WELLINGTON, Aug 19 (Reuters) - Russia has lifted a ban on some New Zealand dairy imports, loosening restrictions imposed in 2013 as the country experiences a dairy shortage due to its ongoing ban on milk products from European countries.
New Zealand’s agriculture ministry on Wednesday confirmed that Russia has removed a ban on some dairy products, which had been banned after New Zealand dairy exporter Fonterra mistakenly detected a botulism-causing toxin in one of its products two years ago.
“We can confirm that the temporary restrictions have been lifted on 29 New Zealand dairy plants for some products such as anhydrous milk fat and whey and whey concentrates,” New Zealand’s Ministry of Primary Industries said in a statement.
“We’re continuing to work with the Russian authorities to lift the temporary restrictions on the remaining products produced at those 29 plants.”
The lifting of the ban comes after Russia in June extended its ban on food imports from Western countries by one year in retaliation to the extension of European sanctions against Moscow over Ukraine.
“This is clearly a step in the right direction,” Trade Minister Tim Groser said in an interview with Radio New Zealand, adding that the initial ban had included roughly 60 plants.
“What we now want to do is have a constructive discussion ... with the appropriate Russian authorities to remove the remaining restrictions on plants and different products.”
New Zealand dairy exports to Russia have eased since the ban was imposed, accounting for 0.6 percent of total exports in 2014, down from 0.9 percent in 2012, according to official New Zealand trade figures.

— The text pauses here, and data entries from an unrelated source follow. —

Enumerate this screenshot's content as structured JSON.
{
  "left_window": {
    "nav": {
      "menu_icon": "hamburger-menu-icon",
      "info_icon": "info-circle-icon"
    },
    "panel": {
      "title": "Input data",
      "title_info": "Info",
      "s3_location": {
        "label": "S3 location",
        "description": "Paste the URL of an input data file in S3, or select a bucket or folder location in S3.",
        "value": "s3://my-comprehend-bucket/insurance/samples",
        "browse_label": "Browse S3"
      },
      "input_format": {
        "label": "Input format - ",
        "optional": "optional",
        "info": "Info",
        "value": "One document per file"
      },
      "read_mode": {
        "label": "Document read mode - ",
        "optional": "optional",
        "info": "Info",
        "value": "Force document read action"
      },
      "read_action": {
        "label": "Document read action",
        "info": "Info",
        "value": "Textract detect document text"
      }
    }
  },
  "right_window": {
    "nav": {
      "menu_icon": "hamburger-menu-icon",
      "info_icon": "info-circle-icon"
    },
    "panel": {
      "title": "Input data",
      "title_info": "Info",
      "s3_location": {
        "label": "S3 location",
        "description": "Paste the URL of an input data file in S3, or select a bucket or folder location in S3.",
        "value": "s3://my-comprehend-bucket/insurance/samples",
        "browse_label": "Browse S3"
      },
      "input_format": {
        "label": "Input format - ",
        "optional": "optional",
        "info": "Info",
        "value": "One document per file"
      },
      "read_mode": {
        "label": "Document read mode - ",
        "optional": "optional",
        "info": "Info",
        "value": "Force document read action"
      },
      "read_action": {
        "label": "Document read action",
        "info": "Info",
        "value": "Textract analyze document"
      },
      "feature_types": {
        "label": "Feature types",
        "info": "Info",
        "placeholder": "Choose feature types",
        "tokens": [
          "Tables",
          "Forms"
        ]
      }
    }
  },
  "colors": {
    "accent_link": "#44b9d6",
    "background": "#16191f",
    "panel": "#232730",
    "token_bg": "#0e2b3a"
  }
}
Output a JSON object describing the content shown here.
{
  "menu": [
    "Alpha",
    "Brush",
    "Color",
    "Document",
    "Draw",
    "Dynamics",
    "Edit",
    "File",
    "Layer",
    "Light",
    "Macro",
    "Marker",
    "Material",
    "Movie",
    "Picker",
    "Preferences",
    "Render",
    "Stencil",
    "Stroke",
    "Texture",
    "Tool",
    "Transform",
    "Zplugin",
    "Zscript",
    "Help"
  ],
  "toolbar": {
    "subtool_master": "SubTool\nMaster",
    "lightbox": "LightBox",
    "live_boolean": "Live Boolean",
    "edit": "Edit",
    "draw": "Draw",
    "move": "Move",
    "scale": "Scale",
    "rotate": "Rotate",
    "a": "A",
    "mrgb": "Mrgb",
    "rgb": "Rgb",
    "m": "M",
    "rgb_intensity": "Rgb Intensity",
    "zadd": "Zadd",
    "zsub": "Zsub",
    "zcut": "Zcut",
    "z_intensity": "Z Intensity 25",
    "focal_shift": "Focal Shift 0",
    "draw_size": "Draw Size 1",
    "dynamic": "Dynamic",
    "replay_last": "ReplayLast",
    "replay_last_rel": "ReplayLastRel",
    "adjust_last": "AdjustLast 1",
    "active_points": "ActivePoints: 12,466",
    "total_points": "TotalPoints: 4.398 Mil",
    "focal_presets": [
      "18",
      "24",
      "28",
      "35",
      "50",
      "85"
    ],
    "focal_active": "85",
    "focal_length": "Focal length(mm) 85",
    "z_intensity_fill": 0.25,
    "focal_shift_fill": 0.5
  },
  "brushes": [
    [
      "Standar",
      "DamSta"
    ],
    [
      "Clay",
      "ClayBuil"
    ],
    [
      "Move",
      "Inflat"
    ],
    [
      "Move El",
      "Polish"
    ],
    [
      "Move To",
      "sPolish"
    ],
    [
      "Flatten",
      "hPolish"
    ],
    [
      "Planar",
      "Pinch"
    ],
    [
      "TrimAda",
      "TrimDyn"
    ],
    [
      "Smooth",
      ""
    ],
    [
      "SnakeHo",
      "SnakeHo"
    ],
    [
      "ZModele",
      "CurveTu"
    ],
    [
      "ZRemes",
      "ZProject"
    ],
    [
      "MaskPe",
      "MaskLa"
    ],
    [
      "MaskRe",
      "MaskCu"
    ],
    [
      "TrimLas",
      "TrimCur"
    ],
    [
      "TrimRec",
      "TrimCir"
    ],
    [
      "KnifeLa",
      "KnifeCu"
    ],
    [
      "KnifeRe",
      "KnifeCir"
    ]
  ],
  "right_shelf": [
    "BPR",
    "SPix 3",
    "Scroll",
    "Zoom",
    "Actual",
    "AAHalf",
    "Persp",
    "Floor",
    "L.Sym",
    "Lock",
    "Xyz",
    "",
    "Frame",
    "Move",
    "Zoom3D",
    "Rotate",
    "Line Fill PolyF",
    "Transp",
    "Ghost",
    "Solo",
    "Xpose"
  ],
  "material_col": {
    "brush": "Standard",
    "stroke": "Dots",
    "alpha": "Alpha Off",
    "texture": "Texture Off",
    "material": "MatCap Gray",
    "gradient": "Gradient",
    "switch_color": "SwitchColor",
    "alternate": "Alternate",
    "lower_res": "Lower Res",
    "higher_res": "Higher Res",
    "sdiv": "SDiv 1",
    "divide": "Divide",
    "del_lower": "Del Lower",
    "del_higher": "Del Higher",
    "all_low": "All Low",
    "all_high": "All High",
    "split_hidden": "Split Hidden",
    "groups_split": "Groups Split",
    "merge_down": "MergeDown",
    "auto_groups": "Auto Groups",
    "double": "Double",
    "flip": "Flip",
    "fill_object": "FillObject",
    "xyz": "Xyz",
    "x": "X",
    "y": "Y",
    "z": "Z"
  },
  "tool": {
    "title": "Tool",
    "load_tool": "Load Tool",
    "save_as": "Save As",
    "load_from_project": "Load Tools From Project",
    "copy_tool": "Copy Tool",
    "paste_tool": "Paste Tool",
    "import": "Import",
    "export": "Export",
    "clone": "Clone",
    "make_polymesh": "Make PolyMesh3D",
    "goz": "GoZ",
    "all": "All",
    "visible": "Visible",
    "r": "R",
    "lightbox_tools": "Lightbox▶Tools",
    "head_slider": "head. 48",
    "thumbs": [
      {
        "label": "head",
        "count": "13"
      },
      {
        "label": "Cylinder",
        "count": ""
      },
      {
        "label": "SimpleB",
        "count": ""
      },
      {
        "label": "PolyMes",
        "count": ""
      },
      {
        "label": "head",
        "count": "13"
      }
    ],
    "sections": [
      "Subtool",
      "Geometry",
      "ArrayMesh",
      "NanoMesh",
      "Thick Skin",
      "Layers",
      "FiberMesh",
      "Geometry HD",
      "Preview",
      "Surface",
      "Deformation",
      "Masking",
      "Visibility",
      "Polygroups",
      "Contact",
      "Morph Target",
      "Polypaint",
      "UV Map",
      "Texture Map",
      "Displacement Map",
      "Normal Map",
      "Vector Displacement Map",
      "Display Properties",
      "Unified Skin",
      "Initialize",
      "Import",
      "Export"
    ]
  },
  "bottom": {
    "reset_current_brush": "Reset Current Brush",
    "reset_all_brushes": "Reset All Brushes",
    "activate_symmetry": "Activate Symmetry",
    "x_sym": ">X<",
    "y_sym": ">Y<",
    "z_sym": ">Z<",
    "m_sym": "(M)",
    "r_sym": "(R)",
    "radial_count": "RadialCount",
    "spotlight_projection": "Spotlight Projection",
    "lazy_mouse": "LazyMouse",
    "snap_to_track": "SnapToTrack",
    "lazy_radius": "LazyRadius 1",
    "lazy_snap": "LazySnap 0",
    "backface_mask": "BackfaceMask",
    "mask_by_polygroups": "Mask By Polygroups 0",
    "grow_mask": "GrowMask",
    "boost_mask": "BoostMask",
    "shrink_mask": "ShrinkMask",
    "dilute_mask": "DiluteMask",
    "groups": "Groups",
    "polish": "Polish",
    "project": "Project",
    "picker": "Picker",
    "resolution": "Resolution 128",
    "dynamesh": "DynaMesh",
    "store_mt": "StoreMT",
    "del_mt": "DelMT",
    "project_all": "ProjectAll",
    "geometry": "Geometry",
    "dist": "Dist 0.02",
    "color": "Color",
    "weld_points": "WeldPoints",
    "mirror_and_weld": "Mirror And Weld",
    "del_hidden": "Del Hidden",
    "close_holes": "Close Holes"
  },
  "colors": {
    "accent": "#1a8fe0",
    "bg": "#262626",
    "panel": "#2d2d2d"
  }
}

Russia continues to buy New Zealand butter, which was excluded from the ban. The country had been one of the world’s biggest importers of butter before it imposed a ban on European dairy products last year. (Reporting by Naomi Tajitsu; Editing by Gopakumar Warrier)